Blaine replaced Karen on drums and they got the take they liked with Richard on piano, Joe Osborn on bass, and Karen singing.
The trumpet part in the middle of the song didn't come easy: Richard had a very specific sound in mind, and had multiple trumpets trying to play it, which wasn't working because each trumpet was playing slightly different. Chuck Findley solved the problem by playing all the parts himself, then layering them together to create the elusive sound Richard wanted.
This was the first of a string of hits for the Carpenters. They dominated Easy Listening radio in the early '70s.
The Carpenters' first single was a cover of The Beatles' "Ticket To Ride," which hit #54 in the US. This was their second single.
This was featured in the 1989 movie Parenthood, starring Steve Martin. It was used in a scene where Rick Morranis' character sings to apologize to his wife in the middle of teaching her class.
The Cranberries sang this at Woodstock '94, and included it as the B-side to their 1995 single "I Can't Be With You."
|Release Date: May 15, 1970|
lunes, 16 de enero de 2017
domingo, 15 de enero de 2017
sábado, 14 de enero de 2017
On September 25, 1971, with just two albums under their belts and on their very first tour outside of America, The Carpenters taped an episode of the BBC’s prestigious In Concert series. The artists lip-synched some tunes, like "Help!" and the Burt Bacharach Medley, but most of the songs on the BBC Concert were performed 'as live'. It was recorded on September 25 and aired on BBC1 on November 6, 1971. VH-1 has televised the concert for American audiences, however in order to fit it into a half-hour time slot with commercials, they left out "And When He Smiles", "I Fell in Love with You", "That on the Road Look", and "Lust for Earl and the Married Woman". In addition to singing, Karen also plays the drums during some of the songs. The program featured what are today considered to be some of the most iconic performances from Neil Young, Joni Mitchell, Cat Stevens, The Kinks, James Taylor, Carole King and others in their prime. This Carpenters performance is no exception with the young Karen’s clear as a bell vocals, brother Richard’s beautiful piano playing and stunning arrangements plus an absolutely crack band backing them up.

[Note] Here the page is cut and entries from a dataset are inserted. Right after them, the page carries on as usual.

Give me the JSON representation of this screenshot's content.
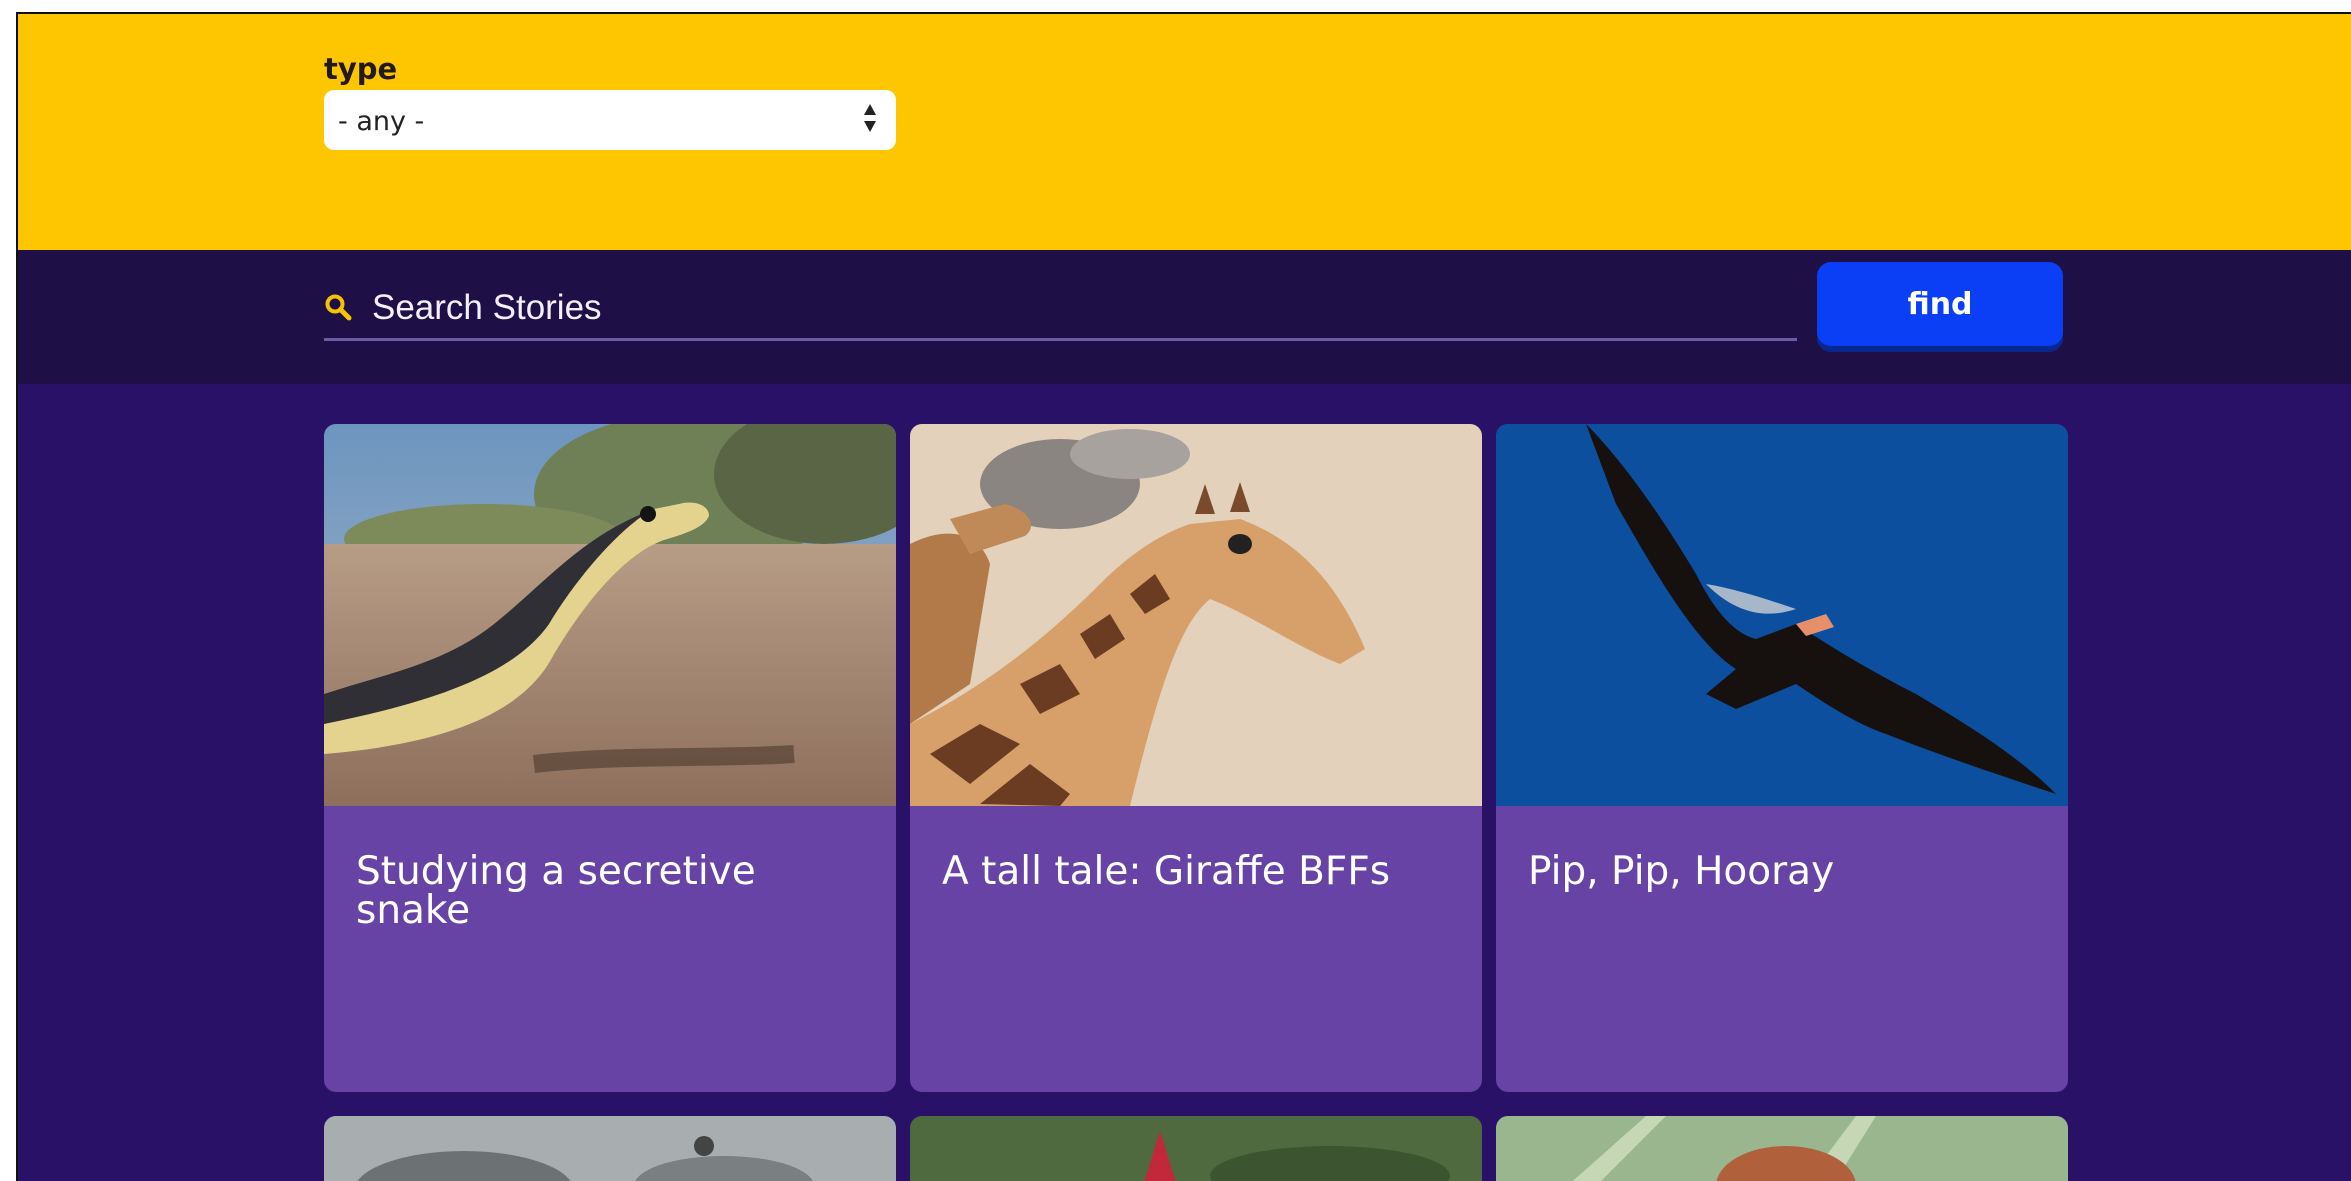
{
  "filter": {
    "type_label": "type",
    "type_value": "- any -"
  },
  "search": {
    "placeholder": "Search Stories",
    "button_label": "find",
    "icon": "search-icon"
  },
  "stories": [
    {
      "title": "Studying a secretive snake",
      "image": "snake-photo"
    },
    {
      "title": "A tall tale: Giraffe BFFs",
      "image": "giraffe-photo"
    },
    {
      "title": "Pip, Pip, Hooray",
      "image": "condor-photo"
    }
  ],
  "colors": {
    "filter_bar": "#fec600",
    "search_bar": "#1e1047",
    "page_bg": "#281166",
    "card_bg": "#6643a5",
    "find_button": "#0a3ff5",
    "search_icon": "#f5c400"
  }
}
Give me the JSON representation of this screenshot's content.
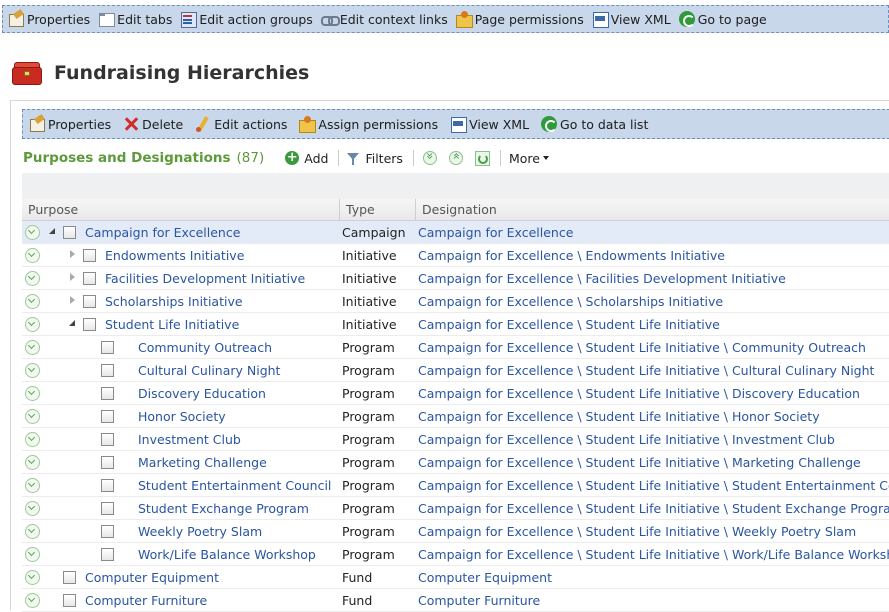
{
  "design_toolbar": {
    "items": [
      {
        "label": "Properties",
        "icon": "properties-icon"
      },
      {
        "label": "Edit tabs",
        "icon": "edit-tabs-icon"
      },
      {
        "label": "Edit action groups",
        "icon": "edit-action-groups-icon"
      },
      {
        "label": "Edit context links",
        "icon": "edit-context-links-icon"
      },
      {
        "label": "Page permissions",
        "icon": "page-permissions-icon"
      },
      {
        "label": "View XML",
        "icon": "view-xml-icon"
      },
      {
        "label": "Go to page",
        "icon": "go-to-page-icon"
      }
    ]
  },
  "page": {
    "title": "Fundraising Hierarchies",
    "icon": "treasure-chest-icon"
  },
  "action_toolbar": {
    "items": [
      {
        "label": "Properties",
        "icon": "properties-icon"
      },
      {
        "label": "Delete",
        "icon": "delete-icon"
      },
      {
        "label": "Edit actions",
        "icon": "edit-actions-icon"
      },
      {
        "label": "Assign permissions",
        "icon": "assign-permissions-icon"
      },
      {
        "label": "View XML",
        "icon": "view-xml-icon"
      },
      {
        "label": "Go to data list",
        "icon": "go-to-data-list-icon"
      }
    ]
  },
  "list": {
    "title": "Purposes and Designations",
    "count": "(87)",
    "add_label": "Add",
    "filters_label": "Filters",
    "more_label": "More"
  },
  "grid": {
    "columns": {
      "purpose": "Purpose",
      "type": "Type",
      "designation": "Designation"
    },
    "rows": [
      {
        "name": "Campaign for Excellence",
        "type": "Campaign",
        "designation": "Campaign for Excellence"
      },
      {
        "name": "Endowments Initiative",
        "type": "Initiative",
        "designation": "Campaign for Excellence \\ Endowments Initiative"
      },
      {
        "name": "Facilities Development Initiative",
        "type": "Initiative",
        "designation": "Campaign for Excellence \\ Facilities Development Initiative"
      },
      {
        "name": "Scholarships Initiative",
        "type": "Initiative",
        "designation": "Campaign for Excellence \\ Scholarships Initiative"
      },
      {
        "name": "Student Life Initiative",
        "type": "Initiative",
        "designation": "Campaign for Excellence \\ Student Life Initiative"
      },
      {
        "name": "Community Outreach",
        "type": "Program",
        "designation": "Campaign for Excellence \\ Student Life Initiative \\ Community Outreach"
      },
      {
        "name": "Cultural Culinary Night",
        "type": "Program",
        "designation": "Campaign for Excellence \\ Student Life Initiative \\ Cultural Culinary Night"
      },
      {
        "name": "Discovery Education",
        "type": "Program",
        "designation": "Campaign for Excellence \\ Student Life Initiative \\ Discovery Education"
      },
      {
        "name": "Honor Society",
        "type": "Program",
        "designation": "Campaign for Excellence \\ Student Life Initiative \\ Honor Society"
      },
      {
        "name": "Investment Club",
        "type": "Program",
        "designation": "Campaign for Excellence \\ Student Life Initiative \\ Investment Club"
      },
      {
        "name": "Marketing Challenge",
        "type": "Program",
        "designation": "Campaign for Excellence \\ Student Life Initiative \\ Marketing Challenge"
      },
      {
        "name": "Student Entertainment Council",
        "type": "Program",
        "designation": "Campaign for Excellence \\ Student Life Initiative \\ Student Entertainment Council"
      },
      {
        "name": "Student Exchange Program",
        "type": "Program",
        "designation": "Campaign for Excellence \\ Student Life Initiative \\ Student Exchange Program"
      },
      {
        "name": "Weekly Poetry Slam",
        "type": "Program",
        "designation": "Campaign for Excellence \\ Student Life Initiative \\ Weekly Poetry Slam"
      },
      {
        "name": "Work/Life Balance Workshop",
        "type": "Program",
        "designation": "Campaign for Excellence \\ Student Life Initiative \\ Work/Life Balance Workshop"
      },
      {
        "name": "Computer Equipment",
        "type": "Fund",
        "designation": "Computer Equipment"
      },
      {
        "name": "Computer Furniture",
        "type": "Fund",
        "designation": "Computer Furniture"
      }
    ]
  },
  "colors": {
    "toolbar_bg": "#c8d7ea",
    "link": "#2a55a0",
    "list_title": "#5c9a3a",
    "selected_row": "#e3ebf8"
  }
}
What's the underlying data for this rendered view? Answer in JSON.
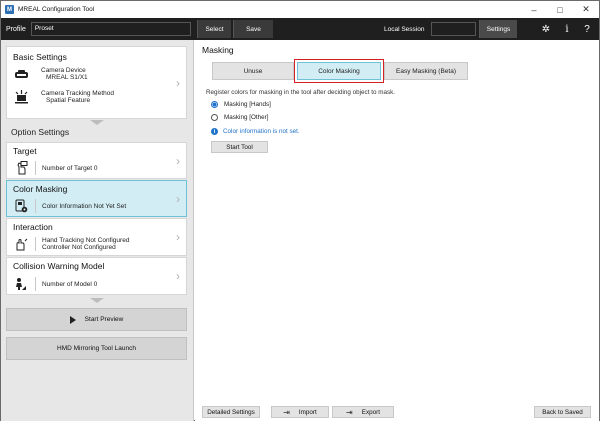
{
  "window": {
    "title": "MREAL Configuration Tool",
    "app_icon_letter": "M",
    "controls": {
      "minimize": "–",
      "maximize": "□",
      "close": "✕"
    }
  },
  "toolbar": {
    "profile_label": "Profile",
    "profile_value": "Proset",
    "select_label": "Select",
    "save_label": "Save",
    "local_session_label": "Local Session",
    "local_session_value": "",
    "settings_label": "Settings",
    "icons": {
      "gear": "✲",
      "info": "i",
      "help": "?"
    }
  },
  "left": {
    "basic_settings": {
      "title": "Basic Settings",
      "camera_device_label": "Camera Device",
      "camera_device_value": "MREAL S1/X1",
      "tracking_label": "Camera Tracking Method",
      "tracking_value": "Spatial Feature"
    },
    "option_settings_label": "Option Settings",
    "target": {
      "title": "Target",
      "row_text": "Number of Target 0"
    },
    "color_masking": {
      "title": "Color Masking",
      "row_text": "Color Information Not Yet Set"
    },
    "interaction": {
      "title": "Interaction",
      "row_line1": "Hand Tracking  Not Configured",
      "row_line2": "Controller  Not Configured"
    },
    "collision": {
      "title": "Collision Warning Model",
      "row_text": "Number of Model 0"
    },
    "start_preview_label": "Start Preview",
    "hmd_mirroring_label": "HMD Mirroring Tool Launch"
  },
  "right": {
    "section_title": "Masking",
    "tabs": [
      {
        "label": "Unuse"
      },
      {
        "label": "Color Masking"
      },
      {
        "label": "Easy Masking (Beta)"
      }
    ],
    "description": "Register colors for masking in the tool after deciding object to mask.",
    "radio_options": [
      {
        "label": "Masking [Hands]",
        "checked": true
      },
      {
        "label": "Masking [Other]",
        "checked": false
      }
    ],
    "info_text": "Color information is not set.",
    "start_tool_label": "Start Tool"
  },
  "bottom_bar": {
    "detailed_settings_label": "Detailed Settings",
    "import_label": "Import",
    "export_label": "Export",
    "back_to_saved_label": "Back to Saved"
  },
  "colors": {
    "toolbar_bg": "#1f1f1f",
    "selected_card_bg": "#d2eef4",
    "selected_border": "#6fc2d5",
    "highlight_red": "#d32020",
    "info_blue": "#1f72c9"
  }
}
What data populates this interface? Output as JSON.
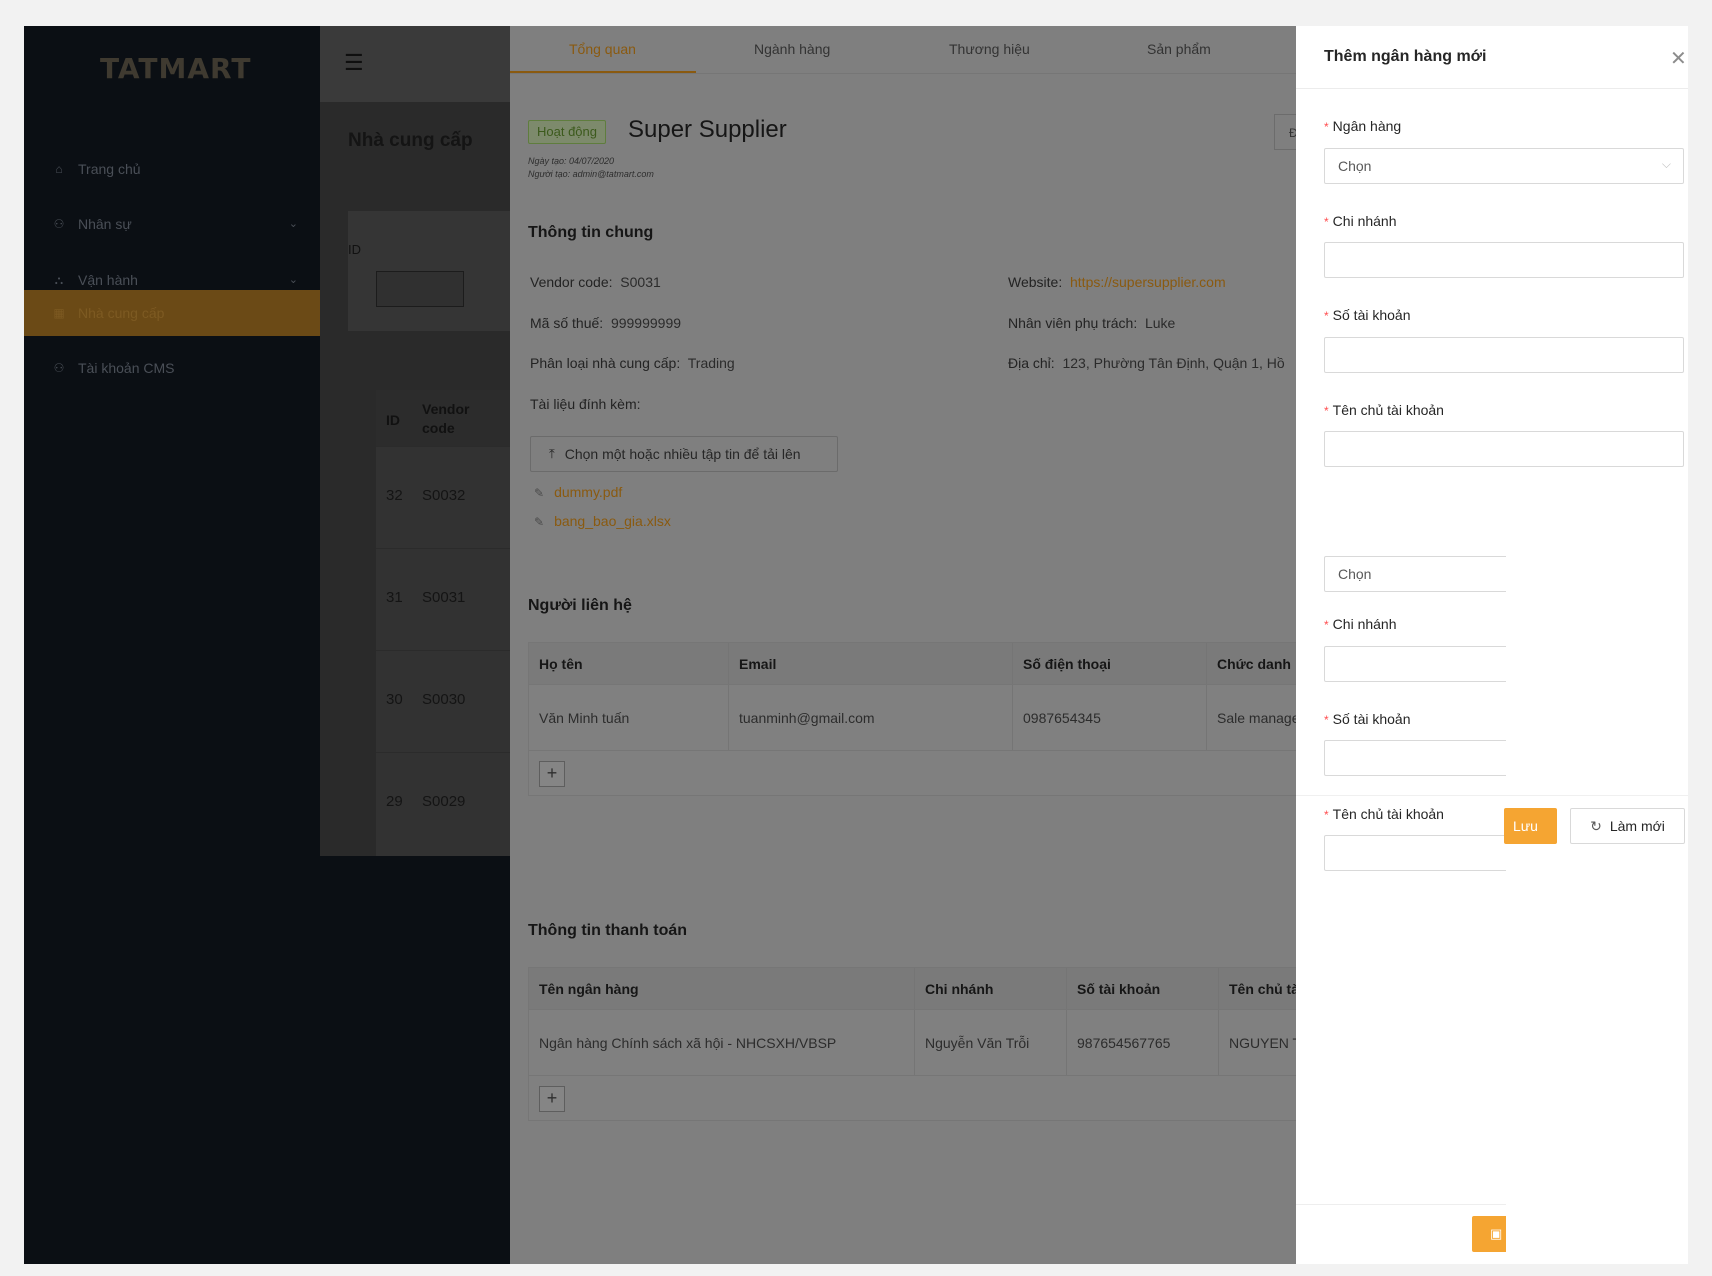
{
  "brand": {
    "logo": "TATMART",
    "accent": "#f5a532",
    "sidebar_bg": "#0b0f14"
  },
  "sidebar": {
    "items": [
      {
        "label": "Trang chủ",
        "icon": "home-icon"
      },
      {
        "label": "Nhân sự",
        "icon": "users-icon",
        "expandable": true
      },
      {
        "label": "Vận hành",
        "icon": "cluster-icon",
        "expandable": true
      },
      {
        "label": "Nhà cung cấp",
        "icon": "table-icon",
        "active": true
      },
      {
        "label": "Tài khoản CMS",
        "icon": "user-icon"
      }
    ]
  },
  "list": {
    "page_title": "Nhà cung cấp",
    "filter_label": "ID",
    "columns": [
      "ID",
      "Vendor code"
    ],
    "rows": [
      {
        "id": "32",
        "code": "S0032"
      },
      {
        "id": "31",
        "code": "S0031"
      },
      {
        "id": "30",
        "code": "S0030"
      },
      {
        "id": "29",
        "code": "S0029"
      }
    ]
  },
  "detail": {
    "tabs": [
      "Tổng quan",
      "Ngành hàng",
      "Thương hiệu",
      "Sản phẩm"
    ],
    "active_tab": "Tổng quan",
    "status": "Hoạt động",
    "name": "Super Supplier",
    "created_date": "Ngày tạo: 04/07/2020",
    "created_by": "Người tạo: admin@tatmart.com",
    "edit_button": "Đ",
    "general": {
      "title": "Thông tin chung",
      "vendor_code_label": "Vendor code",
      "vendor_code": "S0031",
      "tax_label": "Mã số thuế",
      "tax": "999999999",
      "type_label": "Phân loại nhà cung cấp",
      "type": "Trading",
      "attachments_label": "Tài liệu đính kèm",
      "website_label": "Website",
      "website": "https://supersupplier.com",
      "staff_label": "Nhân viên phụ trách",
      "staff": "Luke",
      "address_label": "Địa chỉ",
      "address": "123, Phường Tân Định, Quận 1, Hồ",
      "upload_button": "Chọn một hoặc nhiều tập tin để tải lên",
      "files": [
        "dummy.pdf",
        "bang_bao_gia.xlsx"
      ]
    },
    "contacts": {
      "title": "Người liên hệ",
      "columns": [
        "Họ tên",
        "Email",
        "Số điện thoại",
        "Chức danh"
      ],
      "rows": [
        {
          "name": "Văn Minh tuấn",
          "email": "tuanminh@gmail.com",
          "phone": "0987654345",
          "title": "Sale manage"
        }
      ],
      "add": "+"
    },
    "payment": {
      "title": "Thông tin thanh toán",
      "columns": [
        "Tên ngân hàng",
        "Chi nhánh",
        "Số tài khoản",
        "Tên chủ tà"
      ],
      "rows": [
        {
          "bank": "Ngân hàng Chính sách xã hội - NHCSXH/VBSP",
          "branch": "Nguyễn Văn Trỗi",
          "account": "987654567765",
          "holder": "NGUYEN T"
        }
      ],
      "add": "+"
    }
  },
  "drawer": {
    "title": "Thêm ngân hàng mới",
    "bank_label": "Ngân hàng",
    "bank_placeholder": "Chọn",
    "branch_label": "Chi nhánh",
    "account_label": "Số tài khoản",
    "holder_label": "Tên chủ tài khoản",
    "ghost": {
      "bank_placeholder": "Chọn",
      "branch_label": "Chi nhánh",
      "account_label": "Số tài khoản",
      "holder_label": "Tên chủ tài khoản"
    },
    "save_button": "Lưu",
    "reset_button": "Làm mới"
  }
}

Most episodes of In Concert were shot in front of intimate crowds at the old BBC Television Centre in London and were known for being sensitively recorded and mixed. As far as I can tell, this is one of the few times the series deviated from purely live performances as the Burt Bacharach medley and “Help!” were lip-synced (and where are the string section hiding that we hear from time to time?). Those pre-recorded moments aside, it’s a pleasure to be able to concentrate on the fine musicianship here without the goofy middle of the road showbiz trappings of later TV specials like The Carpenters…Space Encounters in 1978 that featured Suzanne Somers and John Denver as aliens.
jueves, 12 de enero de 2017
RICHARD CARPENTER TO MUSIC COMPANIES
YOU SCREWED ME AND KAREN ROYALLY
1/11/2017 11:10 AM PST
1/11/2017 11:10 AM PST
Richard Carpenter has filed a lawsuit against 2 music companies he claims ripped him off in the royalties over Carpenters tunes, and he's brought Karen into the legal action as well.
Richard and Karen Carpenter's estate claim Universal Music Group and A&M Records have shut them out of profits for iTunes and other online sales distributors.
It's a whole new world out there with digital downloads, and Richard claims Universal and A&M are not giving artists their fair cut. He goes on to say the courts have agreed with him -- notably in a case involving Eminem -- and now he says it's time to pay up.
Richard and Karen's estate have crunched the numbers, and they want more than $2 million.